Part of our series of articles celebrating IFA Magazine’s ten year anniversary, Andrew Hardy, Director of Investment Management at Momentum Global Investment Management, reflects on investment change over the past decade and with this insight, warns that inflation is the biggest risk to the market in future.
“For me the most dramatic and most significant change over the past ten years has been the widespread adoption of extraordinary monetary policy by major central banks around the world. From successive rounds of quantitative easing and liquidity injections to experiments with negative interest rates, options in the policy toolkit which were rarely if ever used before have become largely normalised. They’re no longer so extraordinary. Central bank balance sheets have ballooned; from $2.8tr to $8.0tr over the last decade in the case of the Federal Reserve, as the QE response to crises and low economic growth has become a policy mainstay. This has already had significant and far-reaching implications for markets and economies, directly and indirectly, but the longer-term consequences in years to come may prove to be even greater.

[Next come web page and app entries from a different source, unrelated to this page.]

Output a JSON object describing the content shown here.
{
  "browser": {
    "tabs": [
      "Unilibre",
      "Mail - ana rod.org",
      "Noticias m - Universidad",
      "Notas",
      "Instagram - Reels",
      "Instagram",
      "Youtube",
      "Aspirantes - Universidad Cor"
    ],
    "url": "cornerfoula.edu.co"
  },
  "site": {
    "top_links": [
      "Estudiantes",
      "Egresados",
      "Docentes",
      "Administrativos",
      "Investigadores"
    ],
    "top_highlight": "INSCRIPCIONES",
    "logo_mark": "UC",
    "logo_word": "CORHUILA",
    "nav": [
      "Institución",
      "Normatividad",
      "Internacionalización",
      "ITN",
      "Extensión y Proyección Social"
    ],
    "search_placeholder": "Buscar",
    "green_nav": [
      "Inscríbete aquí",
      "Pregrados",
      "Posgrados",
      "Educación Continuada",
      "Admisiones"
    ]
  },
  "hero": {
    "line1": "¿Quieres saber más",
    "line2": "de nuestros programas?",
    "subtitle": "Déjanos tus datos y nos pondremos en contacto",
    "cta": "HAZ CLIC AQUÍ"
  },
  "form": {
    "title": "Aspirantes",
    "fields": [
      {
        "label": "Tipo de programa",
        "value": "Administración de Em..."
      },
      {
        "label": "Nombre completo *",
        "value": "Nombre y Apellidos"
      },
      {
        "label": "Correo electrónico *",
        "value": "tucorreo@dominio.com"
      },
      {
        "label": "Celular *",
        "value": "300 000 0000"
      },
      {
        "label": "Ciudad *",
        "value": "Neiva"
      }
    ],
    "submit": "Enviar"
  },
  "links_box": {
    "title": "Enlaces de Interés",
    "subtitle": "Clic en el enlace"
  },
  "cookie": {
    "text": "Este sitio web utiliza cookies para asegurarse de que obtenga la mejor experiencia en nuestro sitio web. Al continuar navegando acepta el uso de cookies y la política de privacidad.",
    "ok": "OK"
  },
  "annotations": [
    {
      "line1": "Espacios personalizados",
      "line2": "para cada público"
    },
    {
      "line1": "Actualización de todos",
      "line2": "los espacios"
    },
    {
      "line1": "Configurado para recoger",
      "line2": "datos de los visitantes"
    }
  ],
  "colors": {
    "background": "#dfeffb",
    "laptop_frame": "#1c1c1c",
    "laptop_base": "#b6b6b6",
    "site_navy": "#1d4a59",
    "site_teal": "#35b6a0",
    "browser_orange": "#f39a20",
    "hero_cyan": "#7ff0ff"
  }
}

“We’re perhaps beginning to see this in rising inflation figures and future expectations. Over a decade of ultra-loose monetary policy has laid the foundations for a potential shift to a more inflationary regime, with the pandemic perhaps lighting the touchpaper by ushering in a new era of fiscal largesse. After several decades of low inflation, policymakers and investors have potentially become too complacent about the risks associated with higher inflation. Although there remains a wide range of potential outcomes in the coming years, we see a return of higher inflation as the biggest risk factor in markets; it would erode purchasing power, damage the real value of savings and wealth, and would have far-reaching implications for the construction of portfolios.”